MORGANTOWN — Bill Hayes and Susan Seaforth Hayes have starred in several West Virginia Public Theatre shows through the years. But those roles are not the ones that get the veteran actors recognized just about everywhere they go with what Susan said is the typical response — “a warm embrace and a shriek.”
The pair met and fell in love on one of TV’s longest-running scripted shows, “Days of Our Lives,” where they continue to portray daytime’s original power couple, Doug and Julie Williams.
“It’s my 50th year on the show, but [Bill’s] a piker, he’s only done 48 years on the show,” Susan said, laughing.
In April, they both took home Lifetime Achievement Awards from the Academy of Television Arts and Sciences.
On Sept. 15, Bill and Susan will talk about their decades spent on the soap opera as part of an event at Barnes & Noble, where they’ll also sign copies of their books, the memoir “Like Sands Through the Hourglass” and historical novel “Trumpet.”
“We’re definitely looking forward to the appearance,” said Bill, who earned his doctorate in education at WVU in 1998 and has family ties to the state. “We love coming to West Virginia.”
Even among the dedicated bunch who love operas, Susan said, “West Virginians are super fans.”
And the couple has spent enough time here to know.
“The theater has kept us coming back,” Susan said. “I’ve done six shows with my husband, and we’ve had some wonderful roles.”
Ron Iannone, founder of West Virginia Public Theatre, asked Bill and Susan to act in “I Do I Do” in 1986 for Lakeview Theatre, as it was called then. This was a year after they were featured on the cover of Time magazine.
Iannone will recount that story Sept. 15, as he, too, will be on hand signing his books, “School Ain’t No Way,” “A Not So Normal Family” and others.
“Ron’s such a great guy,” Bill said. “He’s teaching at WVU and all the great theater he’s given to the people of the area, what a wonderful gift.”
Iannone is a professor in the university’s College of Education and Human Services and earlier this year announced he’s returning to WVPT.
However, a theater gig may not be in the cards for the couple at the moment.
The shooting schedule for “Days of Our Lives” is more rigorous these days than in the past.
“We used to work 50 weeks, now we work two-thirds of that, doing more in less time,” Susan said. “And the quality must remain the same.

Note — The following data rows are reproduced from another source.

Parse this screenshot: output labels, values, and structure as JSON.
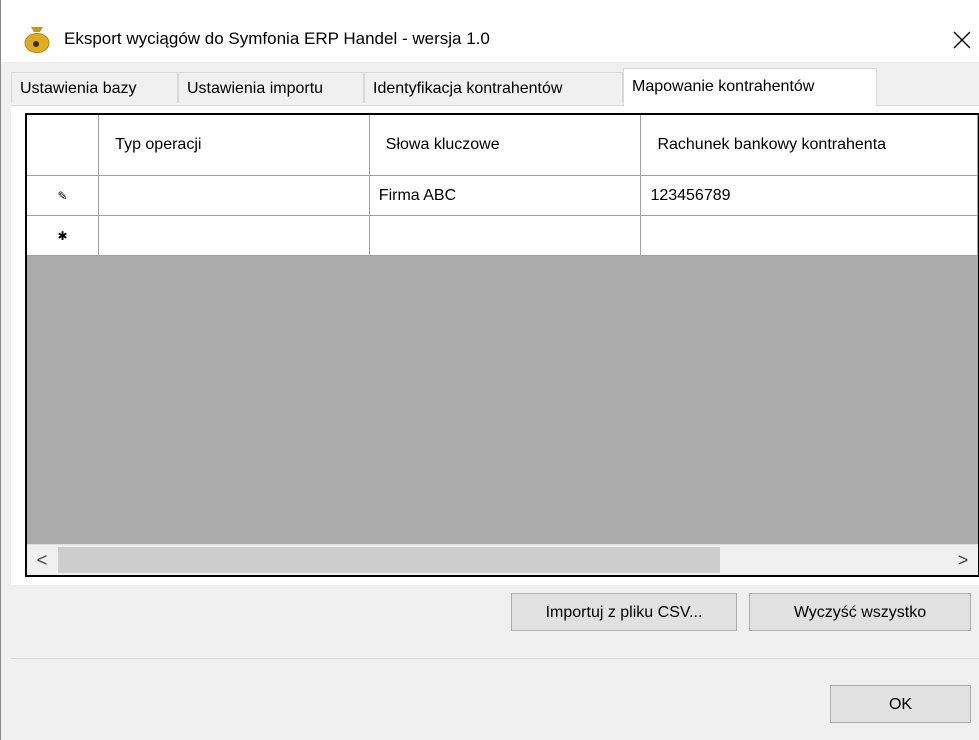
{
  "window": {
    "title": "Eksport wyciągów do Symfonia ERP Handel - wersja 1.0",
    "close_glyph": "✕"
  },
  "tabs": [
    {
      "label": "Ustawienia bazy"
    },
    {
      "label": "Ustawienia importu"
    },
    {
      "label": "Identyfikacja kontrahentów"
    },
    {
      "label": "Mapowanie kontrahentów",
      "active": true
    }
  ],
  "grid": {
    "columns": [
      "Typ operacji",
      "Słowa kluczowe",
      "Rachunek bankowy kontrahenta"
    ],
    "rows": [
      {
        "marker": "✎",
        "cells": [
          "",
          "Firma ABC",
          "123456789"
        ]
      },
      {
        "marker": "✱",
        "cells": [
          "",
          "",
          ""
        ]
      }
    ],
    "scroll_left": "<",
    "scroll_right": ">"
  },
  "buttons": {
    "import_csv": "Importuj z pliku CSV...",
    "clear_all": "Wyczyść wszystko",
    "ok": "OK"
  },
  "icons": {
    "app": "money-bag-icon",
    "close": "close-icon",
    "edit_row": "pencil-icon",
    "new_row": "asterisk-icon"
  },
  "colors": {
    "titlebar": "#ffffff",
    "dialog": "#f0f0f0",
    "grid_background": "#ababab",
    "button": "#e1e1e1"
  }
}
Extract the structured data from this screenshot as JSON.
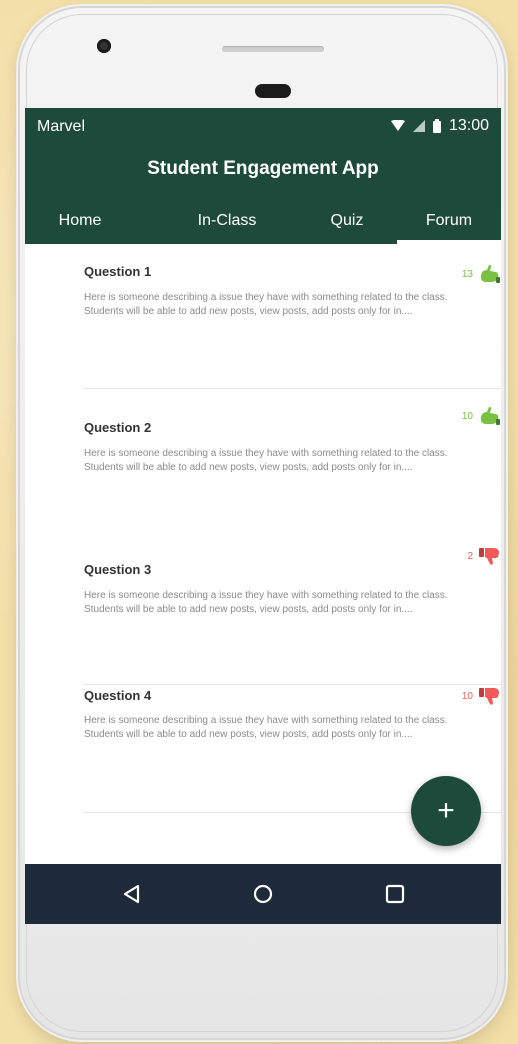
{
  "status_bar": {
    "carrier": "Marvel",
    "time": "13:00"
  },
  "app": {
    "title": "Student Engagement App"
  },
  "tabs": [
    {
      "label": "Home",
      "active": false
    },
    {
      "label": "In-Class",
      "active": false
    },
    {
      "label": "Quiz",
      "active": false
    },
    {
      "label": "Forum",
      "active": true
    }
  ],
  "posts": [
    {
      "title": "Question 1",
      "body": "Here is someone describing a issue they have with something related to the class. Students will be able to add new posts, view posts, add posts only for in....",
      "votes": "13",
      "vote_type": "up"
    },
    {
      "title": "Question 2",
      "body": "Here is someone describing a issue they have with something related to the class. Students will be able to add new posts, view posts, add posts only for in....",
      "votes": "10",
      "vote_type": "up"
    },
    {
      "title": "Question 3",
      "body": "Here is someone describing a issue they have with something related to the class. Students will be able to add new posts, view posts, add posts only for in....",
      "votes": "2",
      "vote_type": "down"
    },
    {
      "title": "Question 4",
      "body": "Here is someone describing a issue they have with something related to the class. Students will be able to add new posts, view posts, add posts only for in....",
      "votes": "10",
      "vote_type": "down"
    }
  ],
  "fab": {
    "label": "+"
  },
  "colors": {
    "header": "#1e4a3b",
    "upvote": "#7ac142",
    "downvote": "#f25a5a",
    "navbar": "#1e2a39"
  },
  "icons": {
    "back": "back-triangle-icon",
    "home": "home-circle-icon",
    "recents": "recents-square-icon"
  }
}
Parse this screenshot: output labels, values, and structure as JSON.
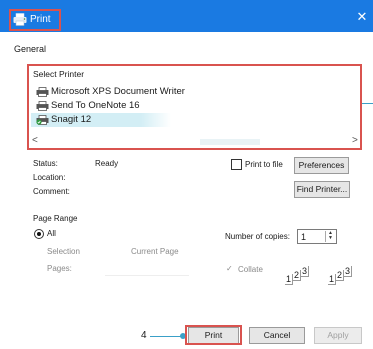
{
  "window": {
    "title": "Print",
    "close_glyph": "✕"
  },
  "tab": "General",
  "select_printer": {
    "label": "Select Printer",
    "printers": [
      "Microsoft XPS Document Writer",
      "Send To OneNote 16",
      "Snagit 12"
    ],
    "selected": "Snagit 12",
    "scroll_left": "<",
    "scroll_right": ">"
  },
  "status": {
    "status_label": "Status:",
    "status_value": "Ready",
    "location_label": "Location:",
    "comment_label": "Comment:",
    "print_to_file_label": "Print to file",
    "print_to_file_checked": false,
    "preferences_button": "Preferences",
    "find_printer_button": "Find Printer..."
  },
  "page_range": {
    "label": "Page Range",
    "all_label": "All",
    "selection_label": "Selection",
    "current_page_label": "Current Page",
    "pages_label": "Pages:",
    "pages_value": ""
  },
  "copies": {
    "label": "Number of copies:",
    "value": "1",
    "collate_label": "Collate",
    "collate_checked": true
  },
  "footer": {
    "step_number": "4",
    "print_button": "Print",
    "cancel_button": "Cancel",
    "apply_button": "Apply"
  },
  "colors": {
    "titlebar": "#1a7ae2",
    "highlight": "#d9534f",
    "callout": "#3aa0c8",
    "selection": "#d3eef5"
  }
}
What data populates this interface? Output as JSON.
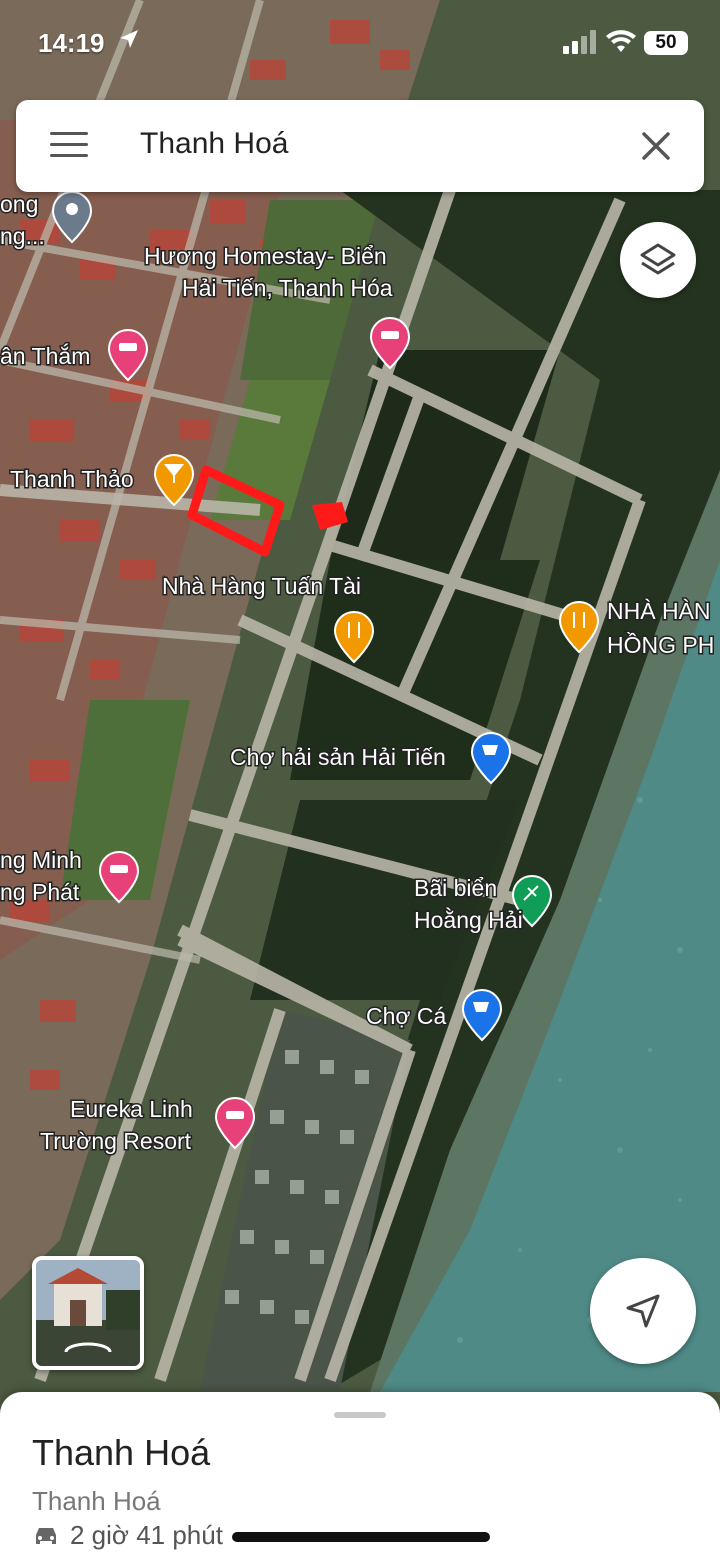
{
  "status_bar": {
    "time": "14:19",
    "battery": "50"
  },
  "search_bar": {
    "query": "Thanh Hoá"
  },
  "map_labels": {
    "huong_homestay_line1": "Hương Homestay- Biển",
    "huong_homestay_line2": "Hải Tiến, Thanh Hóa",
    "ong_line1": "ong",
    "ong_line2": "ng...",
    "an_tham": "ân Thắm",
    "thanh_thao": "Thanh Thảo",
    "nha_hang_tuan_tai": "Nhà Hàng Tuấn Tài",
    "nha_hang_hong_line1": "NHÀ HÀN",
    "nha_hang_hong_line2": "HỒNG PH",
    "cho_hai_san": "Chợ hải sản Hải Tiến",
    "ng_minh_line1": "ng Minh",
    "ng_minh_line2": "ng Phát",
    "bai_bien_line1": "Bãi biển",
    "bai_bien_line2": "Hoằng Hải",
    "cho_ca": "Chợ Cá",
    "eureka_line1": "Eureka Linh",
    "eureka_line2": "Trường Resort"
  },
  "bottom_sheet": {
    "title": "Thanh Hoá",
    "subtitle": "Thanh Hoá",
    "drive_time": "2 giờ 41 phút"
  },
  "colors": {
    "hotel_pin": "#e8417a",
    "food_pin": "#f29900",
    "shop_pin": "#1a73e8",
    "beach_pin": "#0f9d58",
    "generic_pin": "#6b7b8c",
    "highlight": "#ff1a1a",
    "sea": "#4f8a86",
    "forest": "#24331f"
  },
  "icons": {
    "menu": "menu-icon",
    "close": "close-icon",
    "layers": "layers-icon",
    "locate": "navigation-arrow-icon",
    "car": "car-icon"
  }
}
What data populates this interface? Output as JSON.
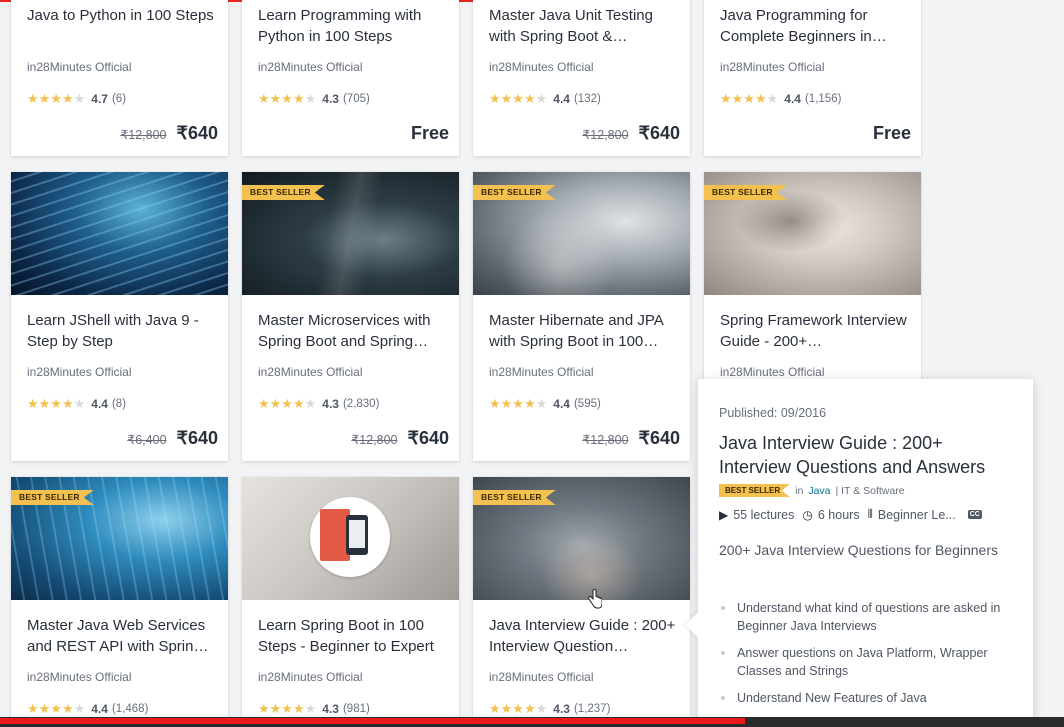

Everyone works terribly hard, and we still enjoy it.”
In addition, she and Bill are also in the midst completing a follow-up to “Trumpet.”
The original story, set during the Regency period in London, centers on aspiring actress Elizabeth Trumpet. The sequel brings her to Charleston, South Carolina.
“Historically, Charleston was a huge city,” Susan said. “It was an economic engine with a lot going on. We’re looking forward to completing the story. … And it’s great for the marriage. It’s another creative link.”